His cricket a victim of war and the game's financial circumstance, Donnelly played just 13 of his 131 first-class matches at home. The slightly unorthodox thumper to Sutcliffe's artist, he did enough in seven Tests to make the New Zealand Sports Hall of Fame. There is not a New Zealander who doesn't feel a sense of loss that he couldn't play more, and in the country.
A fine all-round professional, he was a technically correct batsman, a safe fielder, a useful medium-pace bowler, and thrived when captain. Congdon led New Zealand to their first win over Australia, almost beat England for the first time on his own
, and introduced a hard edge to their cricket.
Had all the shots in the book - and the time to play them. Was labelled the best young batsman in the world when he made his debut at 19, and was one of the best in the world during the following years. Wasim Akram, one of the greatest bowlers of that era, rated him in the same bracket as Sunil Gavaskar and Brian Lara - and higher when it came to playing reverse swing.
Crowe's sidekick, Jones had to wait until he was 28 for his Test debut, but he didn't let the cap go once it came his away. Not one for purists, he had a technique of his own, but his determination and ruthlessness stood out - as an average of 44.27 over 39 Tests testifies.
New Zealand's leading run-getter, most successful captain, and their most capped player. Numbers could say only so much about Fleming, though.
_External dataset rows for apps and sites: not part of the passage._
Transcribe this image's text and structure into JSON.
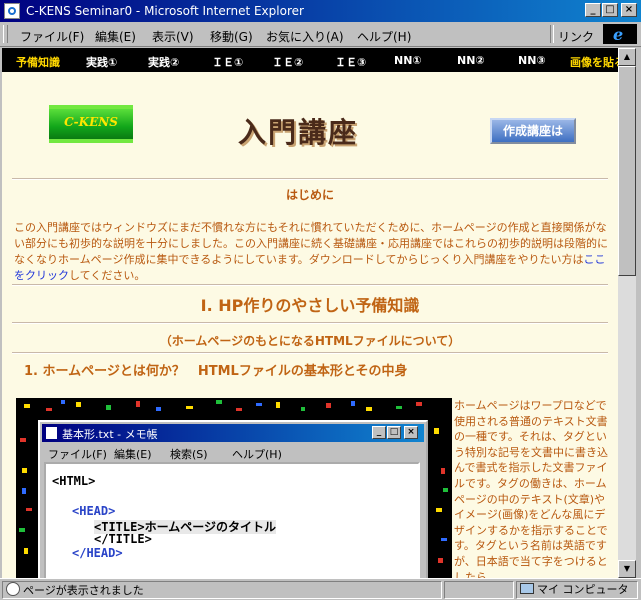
{
  "window": {
    "title": "C-KENS Seminar0 - Microsoft Internet Explorer"
  },
  "menubar": {
    "items": [
      "ファイル(F)",
      "編集(E)",
      "表示(V)",
      "移動(G)",
      "お気に入り(A)",
      "ヘルプ(H)"
    ],
    "links_label": "リンク"
  },
  "nav": {
    "items": [
      "予備知識",
      "実践①",
      "実践②",
      "ＩＥ①",
      "ＩＥ②",
      "ＩＥ③",
      "NN①",
      "NN②",
      "NN③",
      "画像を貼る"
    ]
  },
  "header": {
    "logo_text": "C-KENS",
    "title": "入門講座",
    "right_button": "作成講座は"
  },
  "intro": {
    "heading": "はじめに",
    "text_before_link": "この入門講座ではウィンドウズにまだ不慣れな方にもそれに慣れていただくために、ホームページの作成と直接関係がない部分にも初歩的な説明を十分にしました。この入門講座に続く基礎講座・応用講座ではこれらの初歩的説明は段階的になくなりホームページ作成に集中できるようにしています。ダウンロードしてからじっくり入門講座をやりたい方は",
    "link_text": "ここをクリック",
    "text_after_link": "してください。"
  },
  "section1": {
    "title": "Ⅰ. HP作りのやさしい予備知識",
    "subtitle": "（ホームページのもとになるHTMLファイルについて）",
    "heading": "1. ホームページとは何か？　HTMLファイルの基本形とその中身"
  },
  "notepad": {
    "title": "基本形.txt - メモ帳",
    "menu": [
      "ファイル(F)",
      "編集(E)",
      "検索(S)",
      "ヘルプ(H)"
    ],
    "lines": [
      "<HTML>",
      "<HEAD>",
      "<TITLE>ホームページのタイトル",
      "</TITLE>",
      "</HEAD>"
    ]
  },
  "side_text": "ホームページはワープロなどで使用される普通のテキスト文書の一種です。それは、タグという特別な記号を文書中に書き込んで書式を指示した文書ファイルです。タグの働きは、ホームページの中のテキスト(文章)やイメージ(画像)をどんな風にデザインするかを指示することです。タグという名前は英語ですが、日本語で当て字をつけるとしたら",
  "status": {
    "text": "ページが表示されました",
    "zone": "マイ コンピュータ"
  }
}
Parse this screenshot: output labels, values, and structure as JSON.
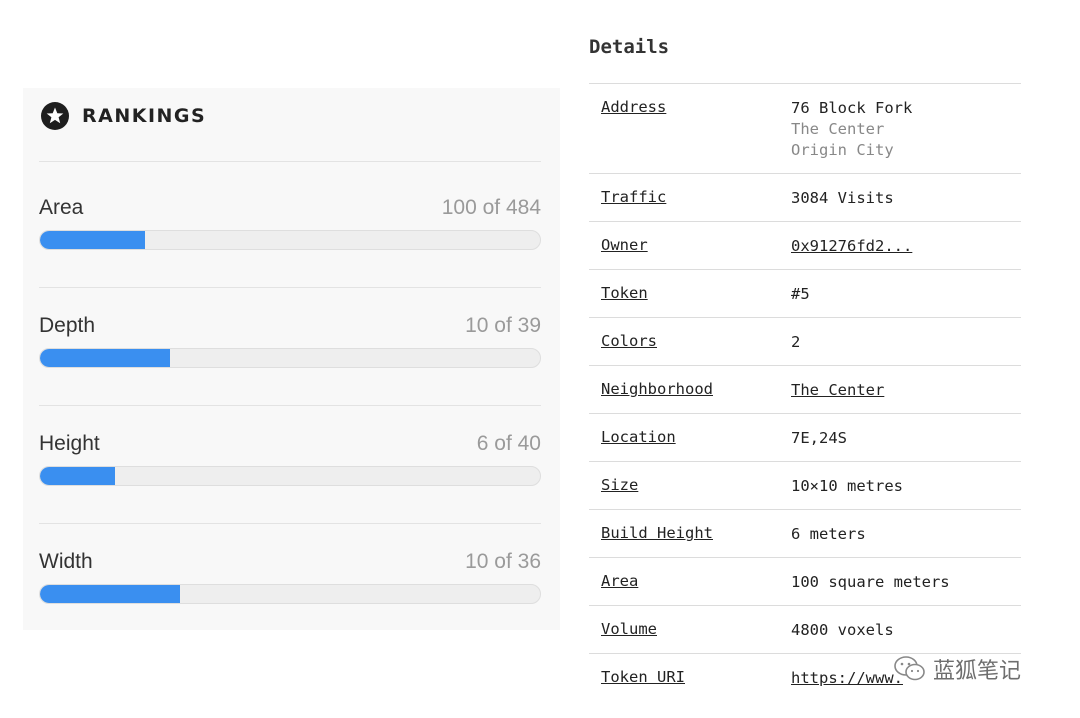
{
  "rankings": {
    "title": "RANKINGS",
    "icon": "star-circle-icon",
    "accent_color": "#3a8ff0",
    "items": [
      {
        "label": "Area",
        "value": "100 of 484",
        "fill_fraction": 0.21
      },
      {
        "label": "Depth",
        "value": "10 of 39",
        "fill_fraction": 0.26
      },
      {
        "label": "Height",
        "value": "6 of 40",
        "fill_fraction": 0.15
      },
      {
        "label": "Width",
        "value": "10 of 36",
        "fill_fraction": 0.28
      }
    ]
  },
  "details": {
    "title": "Details",
    "rows": [
      {
        "key": "Address",
        "value": "76 Block Fork",
        "sub": [
          "The Center",
          "Origin City"
        ]
      },
      {
        "key": "Traffic",
        "value": "3084 Visits"
      },
      {
        "key": "Owner",
        "value": "0x91276fd2...",
        "link": true
      },
      {
        "key": "Token",
        "value": "#5"
      },
      {
        "key": "Colors",
        "value": "2"
      },
      {
        "key": "Neighborhood",
        "value": "The Center",
        "link": true
      },
      {
        "key": "Location",
        "value": "7E,24S"
      },
      {
        "key": "Size",
        "value": "10×10 metres"
      },
      {
        "key": "Build Height",
        "value": "6 meters"
      },
      {
        "key": "Area",
        "value": "100 square meters"
      },
      {
        "key": "Volume",
        "value": "4800 voxels"
      },
      {
        "key": "Token URI",
        "value": "https://www.",
        "link": true
      }
    ]
  },
  "watermark": {
    "text": "蓝狐笔记",
    "icon": "wechat-icon"
  }
}
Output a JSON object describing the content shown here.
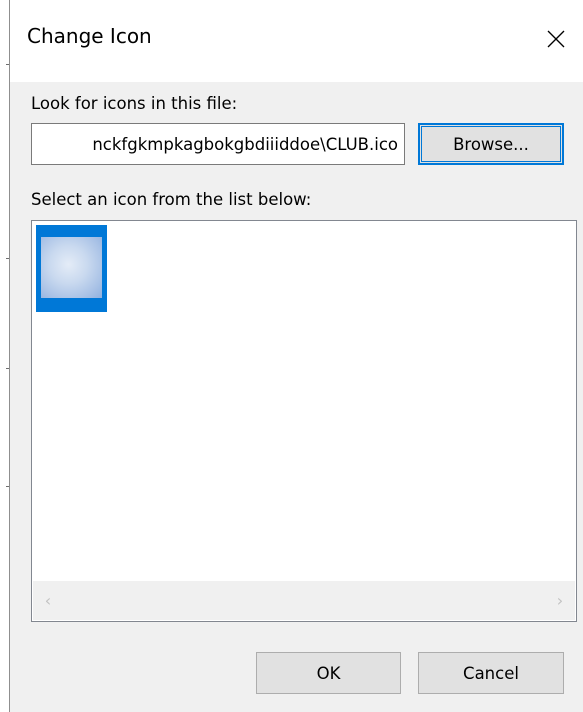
{
  "dialog": {
    "title": "Change Icon",
    "close_icon": "close-icon"
  },
  "file_section": {
    "label": "Look for icons in this file:",
    "path_value": "nckfgkmpkagbokgbdiiiddoe\\CLUB.ico",
    "browse_label": "Browse..."
  },
  "icon_section": {
    "label": "Select an icon from the list below:",
    "items": [
      {
        "name": "club-icon",
        "selected": true
      }
    ]
  },
  "scrollbar": {
    "left_arrow": "‹",
    "right_arrow": "›"
  },
  "footer": {
    "ok_label": "OK",
    "cancel_label": "Cancel"
  },
  "colors": {
    "accent": "#0078d7",
    "dialog_bg": "#f0f0f0",
    "button_bg": "#e1e1e1"
  }
}
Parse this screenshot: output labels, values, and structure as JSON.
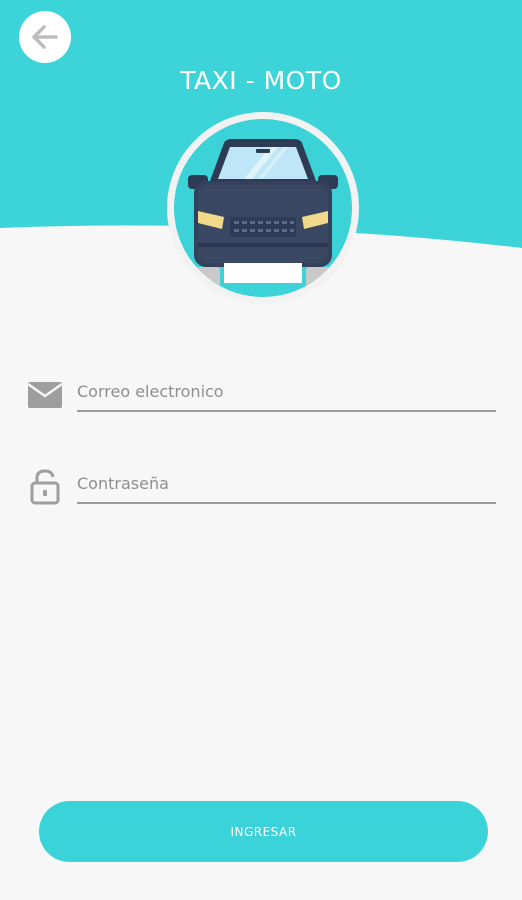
{
  "header": {
    "title": "TAXI - MOTO",
    "back_icon": "arrow-left-icon",
    "color": "#3cd4d9"
  },
  "avatar": {
    "icon": "car-icon"
  },
  "form": {
    "email": {
      "placeholder": "Correo electronico",
      "value": "",
      "icon": "mail-icon"
    },
    "password": {
      "placeholder": "Contraseña",
      "value": "",
      "icon": "lock-icon"
    }
  },
  "actions": {
    "login_label": "INGRESAR",
    "button_color": "#3bd3da"
  }
}
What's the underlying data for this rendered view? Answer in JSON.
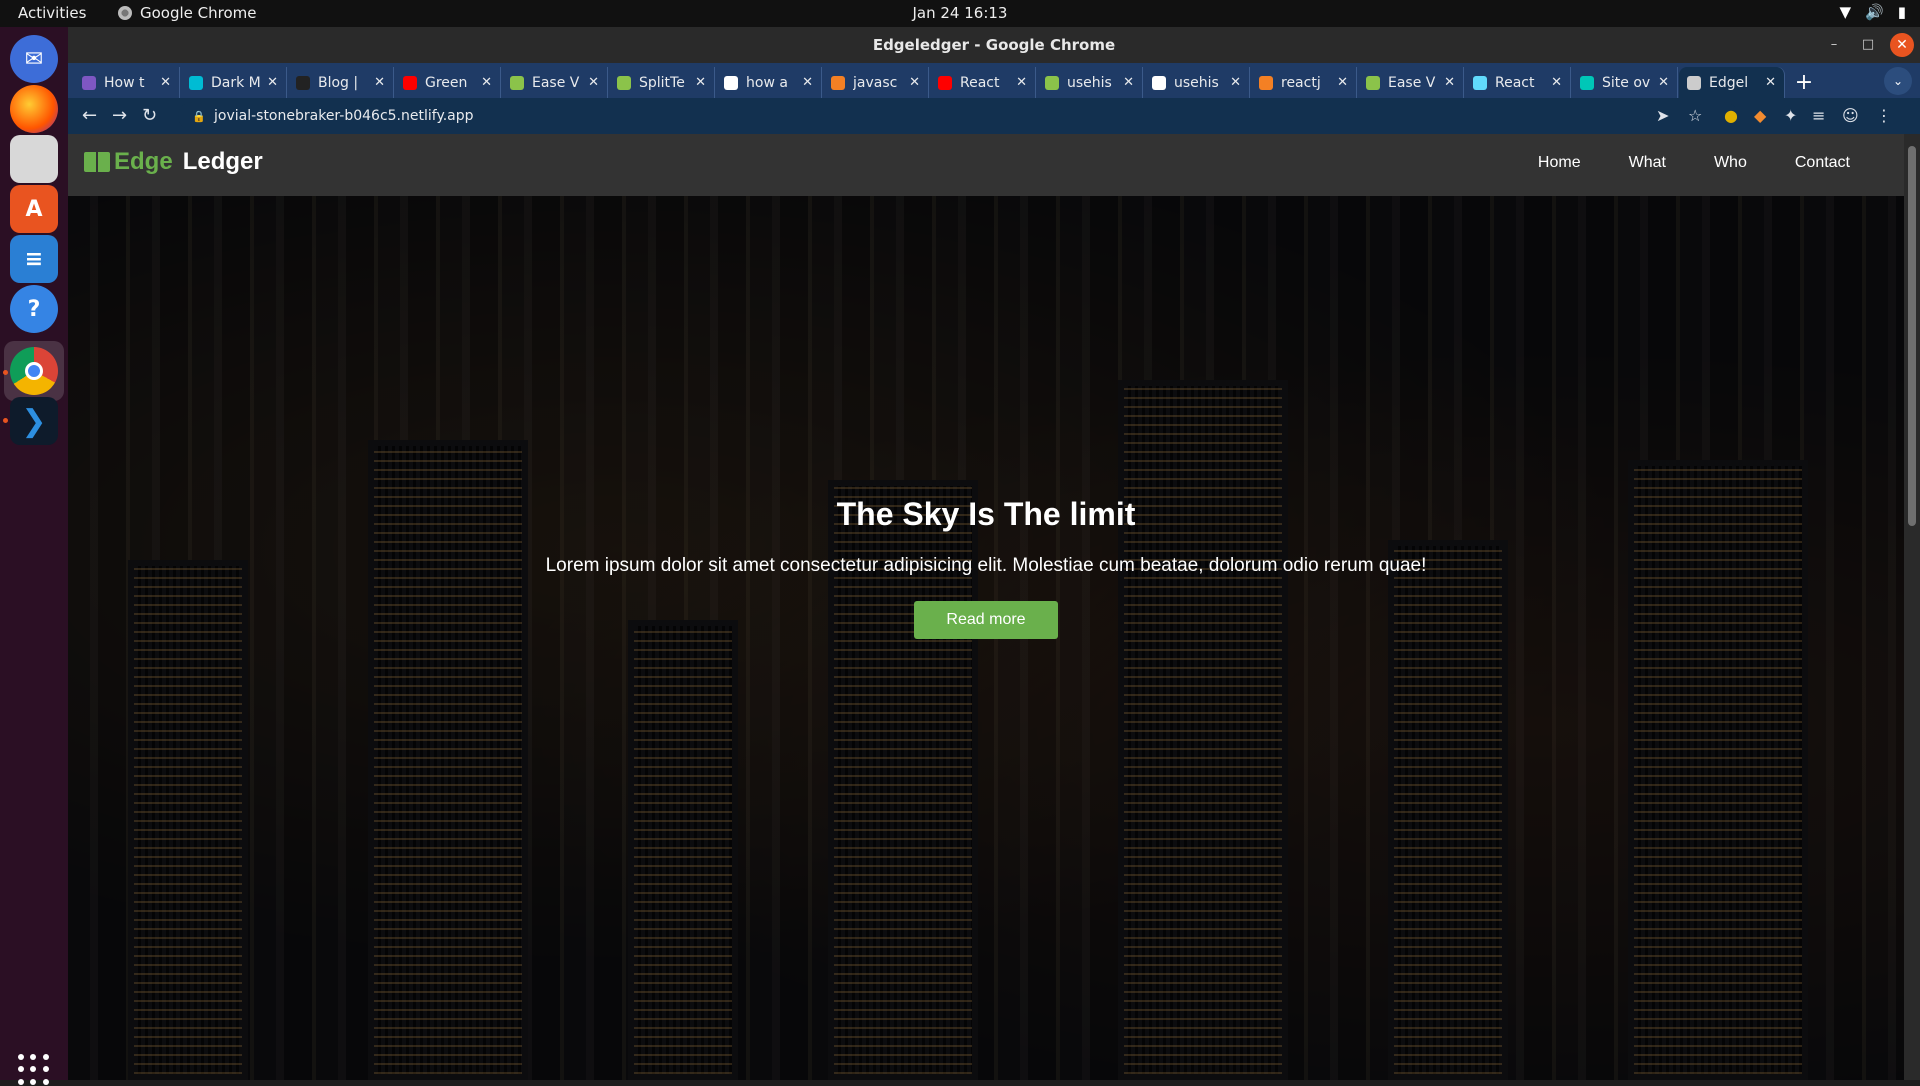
{
  "topbar": {
    "activities": "Activities",
    "app": "Google Chrome",
    "clock": "Jan 24  16:13"
  },
  "window": {
    "title": "Edgeledger - Google Chrome"
  },
  "tabs": [
    {
      "label": "How t",
      "color": "#7e57c2"
    },
    {
      "label": "Dark M",
      "color": "#00bcd4"
    },
    {
      "label": "Blog |",
      "color": "#222222"
    },
    {
      "label": "Green",
      "color": "#ff0000"
    },
    {
      "label": "Ease V",
      "color": "#8bc34a"
    },
    {
      "label": "SplitTe",
      "color": "#8bc34a"
    },
    {
      "label": "how a",
      "color": "#ffffff"
    },
    {
      "label": "javasc",
      "color": "#f48024"
    },
    {
      "label": "React",
      "color": "#ff0000"
    },
    {
      "label": "usehis",
      "color": "#8bc34a"
    },
    {
      "label": "usehis",
      "color": "#ffffff"
    },
    {
      "label": "reactj",
      "color": "#f48024"
    },
    {
      "label": "Ease V",
      "color": "#8bc34a"
    },
    {
      "label": "React",
      "color": "#61dafb"
    },
    {
      "label": "Site ov",
      "color": "#00c7b7"
    },
    {
      "label": "Edgel",
      "color": "#cccccc",
      "active": true
    }
  ],
  "address": {
    "url": "jovial-stonebraker-b046c5.netlify.app"
  },
  "site": {
    "brand_edge": "Edge",
    "brand_ledger": "Ledger",
    "nav": [
      "Home",
      "What",
      "Who",
      "Contact"
    ],
    "hero_title": "The Sky Is The limit",
    "hero_text": "Lorem ipsum dolor sit amet consectetur adipisicing elit. Molestiae cum beatae, dolorum odio rerum quae!",
    "hero_button": "Read more",
    "accent": "#6ab04c"
  },
  "dock_icons": [
    "thunderbird-icon",
    "firefox-icon",
    "files-icon",
    "software-icon",
    "writer-icon",
    "help-icon",
    "chrome-icon",
    "vscode-icon"
  ]
}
His graceful batting brought joy, and also the feeling that he undershot as a batsman.
His free spirit at times proved his downfall. An automatic selection if this were an ODI team, on his day he was as destructive a batsman as any. Astle holds the record for the fastest double-century in Tests.
Abrasiveness, aggressiveness, improvisation and a relish for the difficult situation were McMillan's key features, suggesting there was more than his resemblance with Russell Crowe to his being nicknamed The Gladiator.
We'll be publishing an all-time New Zealand XI based on readers' votes to go with our jury's XI. To vote for your top New Zealand middle-order batsmen click here